In the meantime, Kennedy and Koester say they will continue to assemble a team of mostly women from the Gillette area to continue the search.
As the daughter’s mother, Gakwa’s family has promised to continue searching until she is found or there is a solution to her case.
“We just want to find it. We want to bring closure to his family, although it takes time, I hope it doesn’t take long,” Kennedy said. “It could be one of us, our mothers, the children. We have to try to find him or get answers.”
Kennedy and Koester have started a group message with Gakwa’s family in Idaho and Kenya to update them on developments. After months of watching, there isn’t much new to report. But they say they are not giving up yet.
Some days, while running errands, the women will take a detour down country roads instead of a busy street, trying to fit in a quick search. Their first searches were a chaotic “hot mess,” Koester said, but they’ve since learned to be more organized and focused. The next search will be held on September 24.
Koester gives searchers a bag of medicine in case they come into contact with bugs or plants they’re allergic to, and knives to cut up messy items. Keeps bandages handy for accidental bruises on rough terrain.

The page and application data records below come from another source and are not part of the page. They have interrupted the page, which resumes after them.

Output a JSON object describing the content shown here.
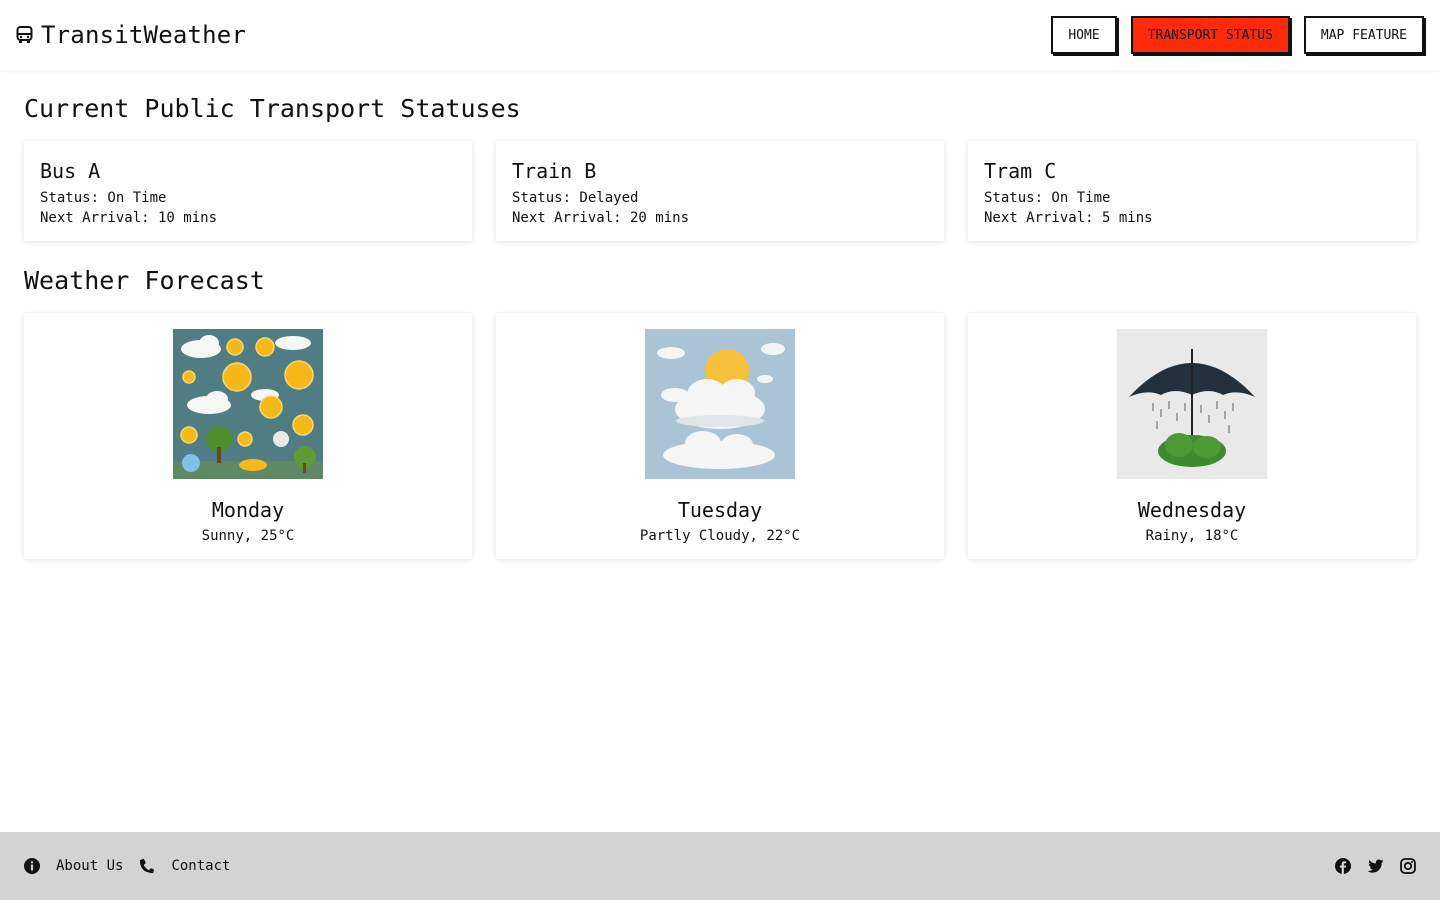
{
  "header": {
    "brand": "TransitWeather",
    "brand_icon": "bus-icon",
    "nav": [
      {
        "label": "HOME",
        "active": false
      },
      {
        "label": "TRANSPORT STATUS",
        "active": true
      },
      {
        "label": "MAP FEATURE",
        "active": false
      }
    ],
    "accent_color": "#ff2a0a"
  },
  "transport": {
    "title": "Current Public Transport Statuses",
    "items": [
      {
        "name": "Bus A",
        "status": "Status: On Time",
        "arrival": "Next Arrival: 10 mins"
      },
      {
        "name": "Train B",
        "status": "Status: Delayed",
        "arrival": "Next Arrival: 20 mins"
      },
      {
        "name": "Tram C",
        "status": "Status: On Time",
        "arrival": "Next Arrival: 5 mins"
      }
    ]
  },
  "weather": {
    "title": "Weather Forecast",
    "days": [
      {
        "day": "Monday",
        "desc": "Sunny, 25°C",
        "icon": "sunny-image"
      },
      {
        "day": "Tuesday",
        "desc": "Partly Cloudy, 22°C",
        "icon": "partly-cloudy-image"
      },
      {
        "day": "Wednesday",
        "desc": "Rainy, 18°C",
        "icon": "rainy-umbrella-image"
      }
    ]
  },
  "footer": {
    "links": [
      {
        "label": "About Us",
        "icon": "info-icon"
      },
      {
        "label": "Contact",
        "icon": "phone-icon"
      }
    ],
    "social": [
      "facebook-icon",
      "twitter-icon",
      "instagram-icon"
    ],
    "background": "#d3d3d3"
  }
}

Organizers do not reveal search locations in advance to prevent evidence movement. They use an app to track their searches so they don’t go through the same area twice.
“I’m not a criminal, but I try to think like one,” Koester said. “If I wanted to hide something, where would I put it?”